:: YOUR OBJECTIVE ::
Repeat the entries word for word. Leave nothing out.

─── DATA TO PROCESS ───

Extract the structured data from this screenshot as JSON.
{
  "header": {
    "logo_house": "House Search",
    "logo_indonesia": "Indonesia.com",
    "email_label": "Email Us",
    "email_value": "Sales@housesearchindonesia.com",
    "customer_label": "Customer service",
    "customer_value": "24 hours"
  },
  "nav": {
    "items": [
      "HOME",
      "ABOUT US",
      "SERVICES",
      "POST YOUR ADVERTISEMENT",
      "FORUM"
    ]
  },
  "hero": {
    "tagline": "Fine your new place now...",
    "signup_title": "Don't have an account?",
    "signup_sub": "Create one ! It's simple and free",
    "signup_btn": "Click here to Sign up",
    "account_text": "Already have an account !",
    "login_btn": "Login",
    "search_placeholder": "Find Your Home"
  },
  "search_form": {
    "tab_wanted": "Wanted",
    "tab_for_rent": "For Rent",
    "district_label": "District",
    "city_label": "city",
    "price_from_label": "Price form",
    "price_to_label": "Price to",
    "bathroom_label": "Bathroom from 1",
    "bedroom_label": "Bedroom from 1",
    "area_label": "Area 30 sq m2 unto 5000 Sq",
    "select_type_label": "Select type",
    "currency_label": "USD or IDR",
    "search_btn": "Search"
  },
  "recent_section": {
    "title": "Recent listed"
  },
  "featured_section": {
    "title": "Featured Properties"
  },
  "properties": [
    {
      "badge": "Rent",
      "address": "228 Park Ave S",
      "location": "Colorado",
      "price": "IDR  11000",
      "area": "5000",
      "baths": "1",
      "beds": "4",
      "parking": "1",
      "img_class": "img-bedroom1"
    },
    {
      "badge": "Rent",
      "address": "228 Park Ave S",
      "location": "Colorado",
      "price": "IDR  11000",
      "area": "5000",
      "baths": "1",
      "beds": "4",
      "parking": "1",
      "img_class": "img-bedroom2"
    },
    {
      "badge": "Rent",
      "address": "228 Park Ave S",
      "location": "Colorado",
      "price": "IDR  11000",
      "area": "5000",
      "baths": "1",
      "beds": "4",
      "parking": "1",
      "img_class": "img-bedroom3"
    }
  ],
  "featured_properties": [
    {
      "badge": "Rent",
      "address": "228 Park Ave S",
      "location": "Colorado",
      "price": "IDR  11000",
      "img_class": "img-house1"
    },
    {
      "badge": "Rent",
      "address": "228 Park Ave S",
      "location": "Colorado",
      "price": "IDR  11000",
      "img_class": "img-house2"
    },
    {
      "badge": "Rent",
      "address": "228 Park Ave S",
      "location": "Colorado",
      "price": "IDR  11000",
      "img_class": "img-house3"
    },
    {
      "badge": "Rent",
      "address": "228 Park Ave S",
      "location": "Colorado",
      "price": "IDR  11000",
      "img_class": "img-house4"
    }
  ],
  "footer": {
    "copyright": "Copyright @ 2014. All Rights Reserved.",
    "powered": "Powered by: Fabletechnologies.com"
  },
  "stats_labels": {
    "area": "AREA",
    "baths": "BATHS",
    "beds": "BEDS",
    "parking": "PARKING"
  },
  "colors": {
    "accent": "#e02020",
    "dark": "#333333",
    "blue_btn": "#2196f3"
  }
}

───

:: SOLUTION TO THE EXERCISE ::
Extract the structured data from this screenshot as JSON.
{
  "header": {
    "logo_house": "House Search",
    "logo_indonesia": "Indonesia.com",
    "email_label": "Email Us",
    "email_value": "Sales@housesearchindonesia.com",
    "customer_label": "Customer service",
    "customer_value": "24 hours"
  },
  "nav": {
    "items": [
      "HOME",
      "ABOUT US",
      "SERVICES",
      "POST YOUR ADVERTISEMENT",
      "FORUM"
    ]
  },
  "hero": {
    "tagline": "Fine your new place now...",
    "signup_title": "Don't have an account?",
    "signup_sub": "Create one ! It's simple and free",
    "signup_btn": "Click here to Sign up",
    "account_text": "Already have an account !",
    "login_btn": "Login",
    "search_placeholder": "Find Your Home"
  },
  "search_form": {
    "tab_wanted": "Wanted",
    "tab_for_rent": "For Rent",
    "district_label": "District",
    "city_label": "city",
    "price_from_label": "Price form",
    "price_to_label": "Price to",
    "bathroom_label": "Bathroom from 1",
    "bedroom_label": "Bedroom from 1",
    "area_label": "Area 30 sq m2 unto 5000 Sq",
    "select_type_label": "Select type",
    "currency_label": "USD or IDR",
    "search_btn": "Search"
  },
  "recent_section": {
    "title": "Recent listed"
  },
  "featured_section": {
    "title": "Featured Properties"
  },
  "properties": [
    {
      "badge": "Rent",
      "address": "228 Park Ave S",
      "location": "Colorado",
      "price": "IDR  11000",
      "area": "5000",
      "baths": "1",
      "beds": "4",
      "parking": "1",
      "img_class": "img-bedroom1"
    },
    {
      "badge": "Rent",
      "address": "228 Park Ave S",
      "location": "Colorado",
      "price": "IDR  11000",
      "area": "5000",
      "baths": "1",
      "beds": "4",
      "parking": "1",
      "img_class": "img-bedroom2"
    },
    {
      "badge": "Rent",
      "address": "228 Park Ave S",
      "location": "Colorado",
      "price": "IDR  11000",
      "area": "5000",
      "baths": "1",
      "beds": "4",
      "parking": "1",
      "img_class": "img-bedroom3"
    }
  ],
  "featured_properties": [
    {
      "badge": "Rent",
      "address": "228 Park Ave S",
      "location": "Colorado",
      "price": "IDR  11000",
      "img_class": "img-house1"
    },
    {
      "badge": "Rent",
      "address": "228 Park Ave S",
      "location": "Colorado",
      "price": "IDR  11000",
      "img_class": "img-house2"
    },
    {
      "badge": "Rent",
      "address": "228 Park Ave S",
      "location": "Colorado",
      "price": "IDR  11000",
      "img_class": "img-house3"
    },
    {
      "badge": "Rent",
      "address": "228 Park Ave S",
      "location": "Colorado",
      "price": "IDR  11000",
      "img_class": "img-house4"
    }
  ],
  "footer": {
    "copyright": "Copyright @ 2014. All Rights Reserved.",
    "powered": "Powered by: Fabletechnologies.com"
  },
  "stats_labels": {
    "area": "AREA",
    "baths": "BATHS",
    "beds": "BEDS",
    "parking": "PARKING"
  },
  "colors": {
    "accent": "#e02020",
    "dark": "#333333",
    "blue_btn": "#2196f3"
  }
}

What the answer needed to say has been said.